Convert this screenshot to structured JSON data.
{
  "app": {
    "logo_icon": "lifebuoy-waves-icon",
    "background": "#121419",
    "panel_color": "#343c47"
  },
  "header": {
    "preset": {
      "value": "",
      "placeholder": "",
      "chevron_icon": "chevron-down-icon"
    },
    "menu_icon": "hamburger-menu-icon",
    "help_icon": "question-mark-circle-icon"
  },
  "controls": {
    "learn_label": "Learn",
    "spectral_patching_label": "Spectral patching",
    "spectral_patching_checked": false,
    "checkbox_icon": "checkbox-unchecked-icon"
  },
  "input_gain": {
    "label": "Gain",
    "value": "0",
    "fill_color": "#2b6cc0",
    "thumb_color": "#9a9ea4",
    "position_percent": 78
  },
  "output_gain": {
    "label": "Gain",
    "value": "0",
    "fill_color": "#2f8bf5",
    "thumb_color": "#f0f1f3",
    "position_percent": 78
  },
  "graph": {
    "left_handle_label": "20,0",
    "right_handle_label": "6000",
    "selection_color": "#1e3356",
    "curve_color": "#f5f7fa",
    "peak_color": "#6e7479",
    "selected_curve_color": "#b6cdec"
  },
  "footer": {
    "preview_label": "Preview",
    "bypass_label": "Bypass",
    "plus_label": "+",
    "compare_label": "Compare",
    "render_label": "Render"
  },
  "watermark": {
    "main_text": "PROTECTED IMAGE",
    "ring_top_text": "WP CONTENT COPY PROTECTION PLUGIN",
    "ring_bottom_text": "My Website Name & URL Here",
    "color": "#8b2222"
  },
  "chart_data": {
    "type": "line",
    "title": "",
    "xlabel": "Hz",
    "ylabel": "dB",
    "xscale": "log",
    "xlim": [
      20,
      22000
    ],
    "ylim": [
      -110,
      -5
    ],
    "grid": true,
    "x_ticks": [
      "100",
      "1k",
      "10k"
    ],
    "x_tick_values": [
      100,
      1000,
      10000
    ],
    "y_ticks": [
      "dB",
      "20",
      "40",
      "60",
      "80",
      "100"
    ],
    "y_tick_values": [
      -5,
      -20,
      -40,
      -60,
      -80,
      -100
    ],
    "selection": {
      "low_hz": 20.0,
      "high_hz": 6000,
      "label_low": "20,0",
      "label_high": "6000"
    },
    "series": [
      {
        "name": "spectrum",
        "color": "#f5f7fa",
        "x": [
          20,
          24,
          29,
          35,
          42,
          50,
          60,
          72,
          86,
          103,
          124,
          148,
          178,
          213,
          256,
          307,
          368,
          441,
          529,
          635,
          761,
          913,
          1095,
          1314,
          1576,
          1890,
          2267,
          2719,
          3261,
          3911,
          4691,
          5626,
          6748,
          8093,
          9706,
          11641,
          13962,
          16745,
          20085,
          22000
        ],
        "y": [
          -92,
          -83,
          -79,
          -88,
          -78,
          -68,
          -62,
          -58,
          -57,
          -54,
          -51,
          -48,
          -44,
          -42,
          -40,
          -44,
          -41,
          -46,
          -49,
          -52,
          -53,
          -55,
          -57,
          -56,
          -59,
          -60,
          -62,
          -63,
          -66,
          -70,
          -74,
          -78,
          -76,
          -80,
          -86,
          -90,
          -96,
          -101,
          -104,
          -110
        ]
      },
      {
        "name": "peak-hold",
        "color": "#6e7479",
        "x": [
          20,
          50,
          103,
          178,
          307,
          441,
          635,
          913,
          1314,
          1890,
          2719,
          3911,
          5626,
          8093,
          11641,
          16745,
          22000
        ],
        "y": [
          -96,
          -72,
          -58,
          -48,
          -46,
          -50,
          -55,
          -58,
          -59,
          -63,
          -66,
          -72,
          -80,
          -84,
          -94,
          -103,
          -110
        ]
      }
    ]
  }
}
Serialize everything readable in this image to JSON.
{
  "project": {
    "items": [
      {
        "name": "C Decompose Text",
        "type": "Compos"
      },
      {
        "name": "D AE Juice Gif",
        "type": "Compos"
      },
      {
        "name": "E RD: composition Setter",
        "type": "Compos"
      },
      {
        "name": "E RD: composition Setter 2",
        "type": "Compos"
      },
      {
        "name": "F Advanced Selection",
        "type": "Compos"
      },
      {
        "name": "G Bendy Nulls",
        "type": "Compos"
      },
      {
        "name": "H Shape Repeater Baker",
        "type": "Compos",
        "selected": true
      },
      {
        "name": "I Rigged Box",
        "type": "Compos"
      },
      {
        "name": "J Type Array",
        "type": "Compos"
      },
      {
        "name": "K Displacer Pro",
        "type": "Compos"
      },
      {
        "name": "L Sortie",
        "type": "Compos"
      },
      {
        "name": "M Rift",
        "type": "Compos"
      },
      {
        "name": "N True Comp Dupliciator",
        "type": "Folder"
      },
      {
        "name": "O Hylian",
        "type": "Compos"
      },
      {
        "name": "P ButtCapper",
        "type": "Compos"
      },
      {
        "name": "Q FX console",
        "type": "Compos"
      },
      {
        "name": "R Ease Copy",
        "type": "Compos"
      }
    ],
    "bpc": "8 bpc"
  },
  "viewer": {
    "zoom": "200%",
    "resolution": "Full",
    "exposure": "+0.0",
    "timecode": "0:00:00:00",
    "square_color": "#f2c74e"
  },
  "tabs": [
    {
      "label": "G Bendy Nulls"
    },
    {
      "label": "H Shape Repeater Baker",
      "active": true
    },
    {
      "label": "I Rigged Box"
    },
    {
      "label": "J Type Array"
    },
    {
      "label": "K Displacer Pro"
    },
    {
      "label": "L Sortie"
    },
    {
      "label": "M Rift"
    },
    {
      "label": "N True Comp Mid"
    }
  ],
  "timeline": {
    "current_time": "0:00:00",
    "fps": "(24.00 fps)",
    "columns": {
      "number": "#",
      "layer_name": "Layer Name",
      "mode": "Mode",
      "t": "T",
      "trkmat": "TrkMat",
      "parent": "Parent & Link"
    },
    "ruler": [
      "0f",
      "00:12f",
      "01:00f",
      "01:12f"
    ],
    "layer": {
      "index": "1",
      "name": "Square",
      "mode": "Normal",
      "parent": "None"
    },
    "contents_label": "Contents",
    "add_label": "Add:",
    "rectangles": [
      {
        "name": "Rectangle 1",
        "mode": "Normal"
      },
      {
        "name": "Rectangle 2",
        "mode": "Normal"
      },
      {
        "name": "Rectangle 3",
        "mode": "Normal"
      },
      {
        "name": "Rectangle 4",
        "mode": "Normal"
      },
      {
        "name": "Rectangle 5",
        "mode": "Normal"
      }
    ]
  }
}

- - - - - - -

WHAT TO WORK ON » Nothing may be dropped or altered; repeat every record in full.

WRITTEN ANSWER »
Convert this screenshot to structured JSON data.
{
  "app": {
    "logo_icon": "lifebuoy-waves-icon",
    "background": "#121419",
    "panel_color": "#343c47"
  },
  "header": {
    "preset": {
      "value": "",
      "placeholder": "",
      "chevron_icon": "chevron-down-icon"
    },
    "menu_icon": "hamburger-menu-icon",
    "help_icon": "question-mark-circle-icon"
  },
  "controls": {
    "learn_label": "Learn",
    "spectral_patching_label": "Spectral patching",
    "spectral_patching_checked": false,
    "checkbox_icon": "checkbox-unchecked-icon"
  },
  "input_gain": {
    "label": "Gain",
    "value": "0",
    "fill_color": "#2b6cc0",
    "thumb_color": "#9a9ea4",
    "position_percent": 78
  },
  "output_gain": {
    "label": "Gain",
    "value": "0",
    "fill_color": "#2f8bf5",
    "thumb_color": "#f0f1f3",
    "position_percent": 78
  },
  "graph": {
    "left_handle_label": "20,0",
    "right_handle_label": "6000",
    "selection_color": "#1e3356",
    "curve_color": "#f5f7fa",
    "peak_color": "#6e7479",
    "selected_curve_color": "#b6cdec"
  },
  "footer": {
    "preview_label": "Preview",
    "bypass_label": "Bypass",
    "plus_label": "+",
    "compare_label": "Compare",
    "render_label": "Render"
  },
  "watermark": {
    "main_text": "PROTECTED IMAGE",
    "ring_top_text": "WP CONTENT COPY PROTECTION PLUGIN",
    "ring_bottom_text": "My Website Name & URL Here",
    "color": "#8b2222"
  },
  "chart_data": {
    "type": "line",
    "title": "",
    "xlabel": "Hz",
    "ylabel": "dB",
    "xscale": "log",
    "xlim": [
      20,
      22000
    ],
    "ylim": [
      -110,
      -5
    ],
    "grid": true,
    "x_ticks": [
      "100",
      "1k",
      "10k"
    ],
    "x_tick_values": [
      100,
      1000,
      10000
    ],
    "y_ticks": [
      "dB",
      "20",
      "40",
      "60",
      "80",
      "100"
    ],
    "y_tick_values": [
      -5,
      -20,
      -40,
      -60,
      -80,
      -100
    ],
    "selection": {
      "low_hz": 20.0,
      "high_hz": 6000,
      "label_low": "20,0",
      "label_high": "6000"
    },
    "series": [
      {
        "name": "spectrum",
        "color": "#f5f7fa",
        "x": [
          20,
          24,
          29,
          35,
          42,
          50,
          60,
          72,
          86,
          103,
          124,
          148,
          178,
          213,
          256,
          307,
          368,
          441,
          529,
          635,
          761,
          913,
          1095,
          1314,
          1576,
          1890,
          2267,
          2719,
          3261,
          3911,
          4691,
          5626,
          6748,
          8093,
          9706,
          11641,
          13962,
          16745,
          20085,
          22000
        ],
        "y": [
          -92,
          -83,
          -79,
          -88,
          -78,
          -68,
          -62,
          -58,
          -57,
          -54,
          -51,
          -48,
          -44,
          -42,
          -40,
          -44,
          -41,
          -46,
          -49,
          -52,
          -53,
          -55,
          -57,
          -56,
          -59,
          -60,
          -62,
          -63,
          -66,
          -70,
          -74,
          -78,
          -76,
          -80,
          -86,
          -90,
          -96,
          -101,
          -104,
          -110
        ]
      },
      {
        "name": "peak-hold",
        "color": "#6e7479",
        "x": [
          20,
          50,
          103,
          178,
          307,
          441,
          635,
          913,
          1314,
          1890,
          2719,
          3911,
          5626,
          8093,
          11641,
          16745,
          22000
        ],
        "y": [
          -96,
          -72,
          -58,
          -48,
          -46,
          -50,
          -55,
          -58,
          -59,
          -63,
          -66,
          -72,
          -80,
          -84,
          -94,
          -103,
          -110
        ]
      }
    ]
  }
}
Serialize everything readable in this image to JSON.
{
  "project": {
    "items": [
      {
        "name": "C Decompose Text",
        "type": "Compos"
      },
      {
        "name": "D AE Juice Gif",
        "type": "Compos"
      },
      {
        "name": "E RD: composition Setter",
        "type": "Compos"
      },
      {
        "name": "E RD: composition Setter 2",
        "type": "Compos"
      },
      {
        "name": "F Advanced Selection",
        "type": "Compos"
      },
      {
        "name": "G Bendy Nulls",
        "type": "Compos"
      },
      {
        "name": "H Shape Repeater Baker",
        "type": "Compos",
        "selected": true
      },
      {
        "name": "I Rigged Box",
        "type": "Compos"
      },
      {
        "name": "J Type Array",
        "type": "Compos"
      },
      {
        "name": "K Displacer Pro",
        "type": "Compos"
      },
      {
        "name": "L Sortie",
        "type": "Compos"
      },
      {
        "name": "M Rift",
        "type": "Compos"
      },
      {
        "name": "N True Comp Dupliciator",
        "type": "Folder"
      },
      {
        "name": "O Hylian",
        "type": "Compos"
      },
      {
        "name": "P ButtCapper",
        "type": "Compos"
      },
      {
        "name": "Q FX console",
        "type": "Compos"
      },
      {
        "name": "R Ease Copy",
        "type": "Compos"
      }
    ],
    "bpc": "8 bpc"
  },
  "viewer": {
    "zoom": "200%",
    "resolution": "Full",
    "exposure": "+0.0",
    "timecode": "0:00:00:00",
    "square_color": "#f2c74e"
  },
  "tabs": [
    {
      "label": "G Bendy Nulls"
    },
    {
      "label": "H Shape Repeater Baker",
      "active": true
    },
    {
      "label": "I Rigged Box"
    },
    {
      "label": "J Type Array"
    },
    {
      "label": "K Displacer Pro"
    },
    {
      "label": "L Sortie"
    },
    {
      "label": "M Rift"
    },
    {
      "label": "N True Comp Mid"
    }
  ],
  "timeline": {
    "current_time": "0:00:00",
    "fps": "(24.00 fps)",
    "columns": {
      "number": "#",
      "layer_name": "Layer Name",
      "mode": "Mode",
      "t": "T",
      "trkmat": "TrkMat",
      "parent": "Parent & Link"
    },
    "ruler": [
      "0f",
      "00:12f",
      "01:00f",
      "01:12f"
    ],
    "layer": {
      "index": "1",
      "name": "Square",
      "mode": "Normal",
      "parent": "None"
    },
    "contents_label": "Contents",
    "add_label": "Add:",
    "rectangles": [
      {
        "name": "Rectangle 1",
        "mode": "Normal"
      },
      {
        "name": "Rectangle 2",
        "mode": "Normal"
      },
      {
        "name": "Rectangle 3",
        "mode": "Normal"
      },
      {
        "name": "Rectangle 4",
        "mode": "Normal"
      },
      {
        "name": "Rectangle 5",
        "mode": "Normal"
      }
    ]
  }
}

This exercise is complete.